OK, that’s all well and good for Miss Example, but I resent the implication that the reason people are single is because there’s something wrong with them and if only they’d fix it, they’d find true love. In other parts of the book he backpedals a bit and admits that not having found the right person is not completely under a single person’s power, but he makes it pretty clear that he thinks most single people have something broken inside them. I imagine St. Paul might disagree.
Look, I didn’t completely hate this book. It has good sections on being real and honest about who you are, encouraging male readers to take the lead in pursuing a woman, dating as a Christian, and others.
I liked the parts where he talks about singles needing to break out of their stagnant and routine lives. However, I think this might be a problem for people in general, whether single or married. Just think of all the advice out there for long-term married couples on the importance of spicing things up. Also, I don’t think you should go to activities and develop hobbies in the hopes of finding someone to date/marry. That’s just a set up for disappointment.

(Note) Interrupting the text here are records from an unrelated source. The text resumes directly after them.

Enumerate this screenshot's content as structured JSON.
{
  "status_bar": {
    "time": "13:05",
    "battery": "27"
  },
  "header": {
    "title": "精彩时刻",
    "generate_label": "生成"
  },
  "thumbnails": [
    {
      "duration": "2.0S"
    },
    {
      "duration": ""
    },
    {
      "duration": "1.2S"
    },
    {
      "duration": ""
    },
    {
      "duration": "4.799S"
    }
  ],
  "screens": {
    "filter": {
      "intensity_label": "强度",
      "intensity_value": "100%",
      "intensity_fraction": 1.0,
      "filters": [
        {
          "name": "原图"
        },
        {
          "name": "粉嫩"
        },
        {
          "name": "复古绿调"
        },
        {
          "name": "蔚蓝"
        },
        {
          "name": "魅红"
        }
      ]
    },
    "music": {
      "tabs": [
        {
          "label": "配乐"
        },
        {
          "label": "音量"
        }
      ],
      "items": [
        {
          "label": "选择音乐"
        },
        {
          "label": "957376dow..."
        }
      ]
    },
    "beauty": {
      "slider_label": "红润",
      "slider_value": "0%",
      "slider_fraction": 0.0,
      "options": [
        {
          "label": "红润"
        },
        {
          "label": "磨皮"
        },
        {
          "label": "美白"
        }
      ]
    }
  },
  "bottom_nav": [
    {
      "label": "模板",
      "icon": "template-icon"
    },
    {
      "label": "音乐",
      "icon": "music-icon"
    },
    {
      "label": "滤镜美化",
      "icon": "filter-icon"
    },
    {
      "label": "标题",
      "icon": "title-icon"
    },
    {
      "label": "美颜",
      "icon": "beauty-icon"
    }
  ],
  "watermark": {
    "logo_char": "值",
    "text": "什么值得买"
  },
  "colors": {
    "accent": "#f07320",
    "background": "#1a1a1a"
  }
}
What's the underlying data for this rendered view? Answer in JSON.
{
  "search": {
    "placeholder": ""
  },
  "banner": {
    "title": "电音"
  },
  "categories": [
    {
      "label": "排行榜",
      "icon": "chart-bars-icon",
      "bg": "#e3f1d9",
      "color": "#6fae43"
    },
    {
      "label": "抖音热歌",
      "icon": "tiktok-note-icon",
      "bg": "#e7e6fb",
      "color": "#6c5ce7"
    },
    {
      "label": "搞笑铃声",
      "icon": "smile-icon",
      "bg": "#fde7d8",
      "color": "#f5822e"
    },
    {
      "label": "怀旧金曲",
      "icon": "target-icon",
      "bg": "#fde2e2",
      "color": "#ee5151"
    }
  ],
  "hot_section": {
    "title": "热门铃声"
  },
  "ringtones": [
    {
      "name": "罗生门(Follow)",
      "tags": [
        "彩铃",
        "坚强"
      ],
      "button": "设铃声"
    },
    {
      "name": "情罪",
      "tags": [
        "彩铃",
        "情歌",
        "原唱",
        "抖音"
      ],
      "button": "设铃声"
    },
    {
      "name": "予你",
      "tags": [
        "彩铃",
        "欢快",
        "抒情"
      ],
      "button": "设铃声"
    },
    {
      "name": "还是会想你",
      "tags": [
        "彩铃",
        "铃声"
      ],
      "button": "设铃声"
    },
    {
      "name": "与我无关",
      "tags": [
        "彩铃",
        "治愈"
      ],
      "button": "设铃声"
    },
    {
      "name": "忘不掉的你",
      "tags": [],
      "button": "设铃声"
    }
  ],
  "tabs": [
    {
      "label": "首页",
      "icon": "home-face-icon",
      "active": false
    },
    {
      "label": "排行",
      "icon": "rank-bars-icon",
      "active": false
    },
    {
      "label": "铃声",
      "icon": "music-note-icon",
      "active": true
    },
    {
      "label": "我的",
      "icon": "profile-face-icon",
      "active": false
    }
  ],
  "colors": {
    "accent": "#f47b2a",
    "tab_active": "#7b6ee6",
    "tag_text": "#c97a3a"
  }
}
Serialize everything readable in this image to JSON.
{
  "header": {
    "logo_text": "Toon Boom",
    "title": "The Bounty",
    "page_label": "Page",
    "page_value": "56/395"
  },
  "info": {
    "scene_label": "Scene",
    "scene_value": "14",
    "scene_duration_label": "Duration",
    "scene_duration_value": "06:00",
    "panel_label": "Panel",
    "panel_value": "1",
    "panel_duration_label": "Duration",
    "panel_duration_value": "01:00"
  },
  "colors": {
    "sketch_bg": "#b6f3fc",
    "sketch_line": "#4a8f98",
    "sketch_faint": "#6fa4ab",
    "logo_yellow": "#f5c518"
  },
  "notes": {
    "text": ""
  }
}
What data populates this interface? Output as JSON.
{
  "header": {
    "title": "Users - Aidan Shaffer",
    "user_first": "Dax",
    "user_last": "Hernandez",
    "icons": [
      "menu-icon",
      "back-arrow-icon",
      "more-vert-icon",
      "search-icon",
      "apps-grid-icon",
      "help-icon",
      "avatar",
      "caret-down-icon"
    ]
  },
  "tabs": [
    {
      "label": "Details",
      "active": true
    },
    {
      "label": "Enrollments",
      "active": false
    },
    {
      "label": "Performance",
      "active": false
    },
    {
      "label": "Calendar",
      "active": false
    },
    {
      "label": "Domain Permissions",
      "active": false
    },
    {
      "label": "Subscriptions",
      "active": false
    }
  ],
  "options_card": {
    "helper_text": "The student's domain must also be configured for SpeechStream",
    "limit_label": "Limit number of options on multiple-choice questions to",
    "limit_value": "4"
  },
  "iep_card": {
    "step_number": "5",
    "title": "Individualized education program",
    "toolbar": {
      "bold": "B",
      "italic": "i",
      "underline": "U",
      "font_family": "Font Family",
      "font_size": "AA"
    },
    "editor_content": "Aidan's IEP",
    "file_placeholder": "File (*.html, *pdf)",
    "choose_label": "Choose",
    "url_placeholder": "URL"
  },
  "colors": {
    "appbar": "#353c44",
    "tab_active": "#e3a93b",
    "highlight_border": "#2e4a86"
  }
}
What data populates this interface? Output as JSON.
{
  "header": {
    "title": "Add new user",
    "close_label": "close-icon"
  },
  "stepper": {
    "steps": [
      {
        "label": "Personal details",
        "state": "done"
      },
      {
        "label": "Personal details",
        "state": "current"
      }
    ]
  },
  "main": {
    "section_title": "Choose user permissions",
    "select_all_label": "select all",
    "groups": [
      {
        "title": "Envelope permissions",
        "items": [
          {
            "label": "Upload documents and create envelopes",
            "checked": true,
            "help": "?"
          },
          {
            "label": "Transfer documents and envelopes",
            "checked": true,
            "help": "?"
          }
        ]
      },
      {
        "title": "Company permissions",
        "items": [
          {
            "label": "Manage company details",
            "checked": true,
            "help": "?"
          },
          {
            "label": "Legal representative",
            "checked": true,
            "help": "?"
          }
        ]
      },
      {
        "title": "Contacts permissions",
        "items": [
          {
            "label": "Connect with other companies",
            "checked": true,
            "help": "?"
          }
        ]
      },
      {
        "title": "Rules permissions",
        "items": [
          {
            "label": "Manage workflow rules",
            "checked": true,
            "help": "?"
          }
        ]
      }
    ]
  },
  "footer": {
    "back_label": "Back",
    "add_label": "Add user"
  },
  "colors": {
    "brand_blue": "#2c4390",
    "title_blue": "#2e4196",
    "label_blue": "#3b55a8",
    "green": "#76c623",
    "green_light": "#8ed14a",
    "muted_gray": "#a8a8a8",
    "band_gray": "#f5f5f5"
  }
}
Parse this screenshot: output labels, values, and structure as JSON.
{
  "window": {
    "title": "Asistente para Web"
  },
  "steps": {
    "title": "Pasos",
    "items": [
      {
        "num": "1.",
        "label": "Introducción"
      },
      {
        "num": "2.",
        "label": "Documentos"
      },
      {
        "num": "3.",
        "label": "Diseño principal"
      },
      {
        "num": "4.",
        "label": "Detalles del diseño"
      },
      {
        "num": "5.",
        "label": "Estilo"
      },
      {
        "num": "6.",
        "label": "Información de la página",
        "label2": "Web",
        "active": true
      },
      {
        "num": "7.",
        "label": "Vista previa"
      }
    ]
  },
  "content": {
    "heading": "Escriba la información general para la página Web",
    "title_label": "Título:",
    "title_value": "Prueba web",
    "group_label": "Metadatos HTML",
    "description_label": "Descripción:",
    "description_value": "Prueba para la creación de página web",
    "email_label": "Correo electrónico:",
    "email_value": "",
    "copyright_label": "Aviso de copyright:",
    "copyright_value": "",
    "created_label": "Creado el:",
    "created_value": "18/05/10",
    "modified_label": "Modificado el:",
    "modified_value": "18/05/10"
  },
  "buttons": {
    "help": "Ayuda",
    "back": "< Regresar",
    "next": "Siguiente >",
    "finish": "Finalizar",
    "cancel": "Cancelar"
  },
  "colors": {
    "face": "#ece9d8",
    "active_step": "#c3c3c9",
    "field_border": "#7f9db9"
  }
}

It’s up for debate whether people should date casually and as many people as they can. Yes, dating can lead to understanding what you are and aren’t looking for in a spouse. But finding the right person isn’t just about numbers. On the other hand, Dr. Cloud also tells singles is to keep it casual and to not rush to judgement, whether that’s getting entangled too soon or to reject a person too quickly. Honestly, tho, casual dating is exhausting. It’s a strategy, not the strategy. Dating books that tell you that following their method leads to 100% success are just plain lying. And that’s why this book is in the “OK” dating advice book pile, not the “Great” pile.
I appreciate the wake up call that God isn’t going to bring you a spouse just because you expect Him to in some kind of cosmic bargain you have drawn up with Him (in your head). I get the impression that there is an overemphasis in some circles of Protestantism on marriage and a devaluation of the single life and that has lead to some pretty wonky beliefs and practices. So, I think this book would ultimately be good for Protestants who grew up with a certain kind of expectation for God to bring them a spouse.